Another update from December is the ability to follow hashtags. Initially, I thought this sounded annoying. I’m already seeing tons of sponsored posts on my feed; why would I want to add more strangers to it? But remember, using new features puts you in Instagram’s good graces. So let’s look at why you might actually like this feature.
Think of your fandoms. Or favorite food. Or weird hobbies that none of your friends are into. Following hashtags lets you find like-minded users or just enjoy their content. Because let’s be honest, haven’t we all had days when you scroll and scroll but only see the same photos? And then wish your friends would post more? Hashtags solve that and on Instagram’s side, are a way to keep you using their app longer. More enjoyable procrastination, here we come!
For business accounts, the ability to follow hashtags could be a real boost. Now you’ll want to start convincing people to follow your unique hashtags. And people may actually want to. Think about it. Following a business account lets users see all your branded content. That’s fine, but only loyal fans will be excited to engage with your posts. Following a hashtag though will turn up not only your posts but user-generated content. People excited about your brand can easily find your other fans without making the effort to do a manual search. It creates a sense of community around a brand, which is what everyone wants these days.
So on the business end of things, I’ll follow hashtags like #digitalmarketer and #womeninbusiness. But on my personal account, I’ve been quite happy with #plantsarefriends.
Encourage Engagement the Old Fashioned Way
Think like a copywriter or content marketer. And not in a sleazy way. Just as questions at the end of blog posts encourage readers to comment, use your captions to encourage interaction. Work on coming up with witty lines, smart copy, and good questions. Learn what your audience likes and lives for, then create your content plan around that. It’s the only strategy that an Instagram algorithm can never touch.

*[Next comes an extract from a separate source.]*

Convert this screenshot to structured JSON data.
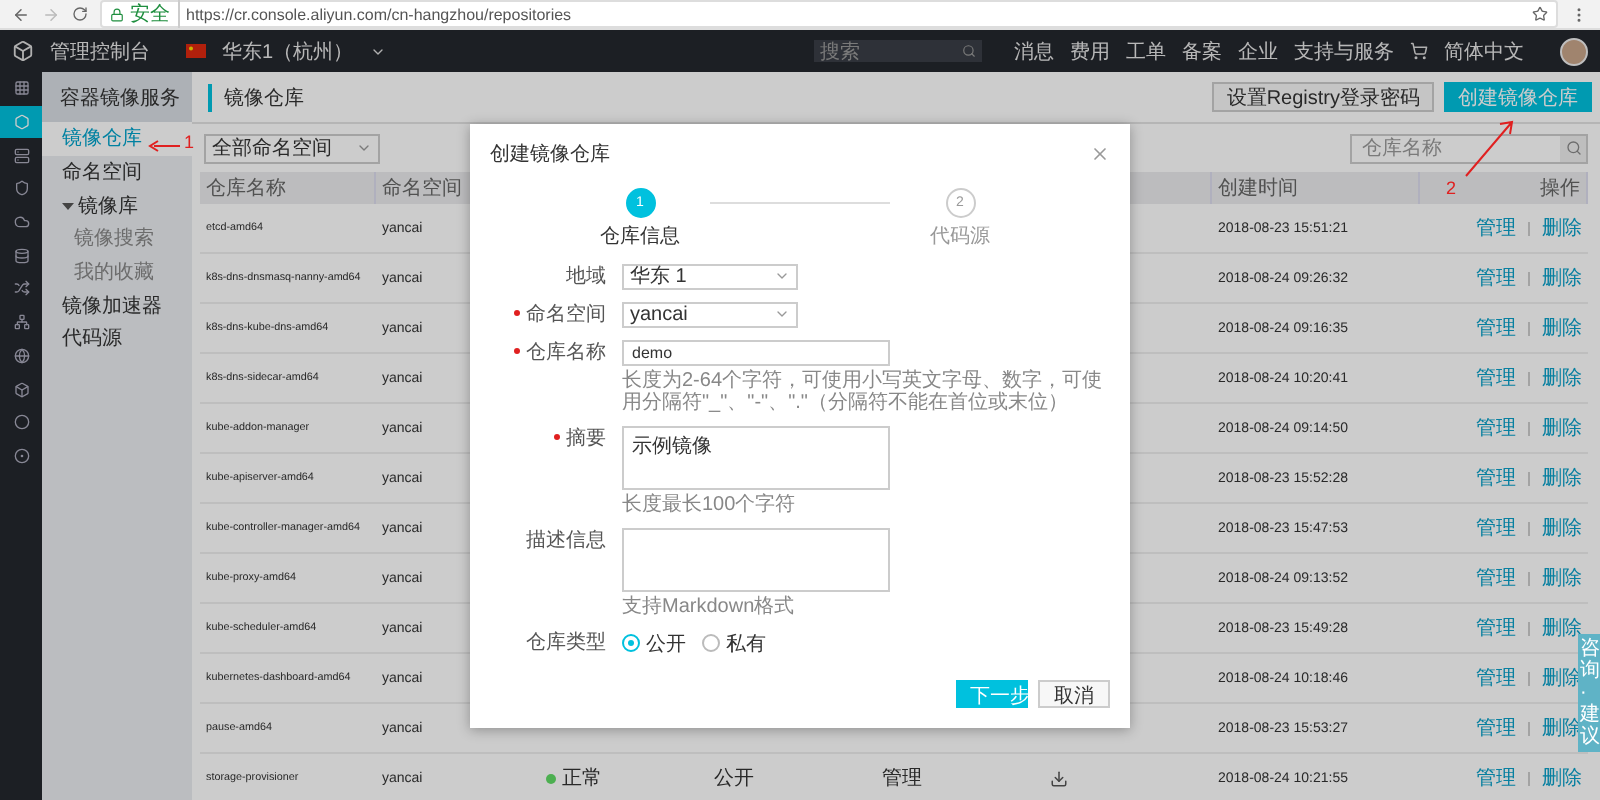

If you need help crafting effective social media copy and blog posts, let’s get in touch!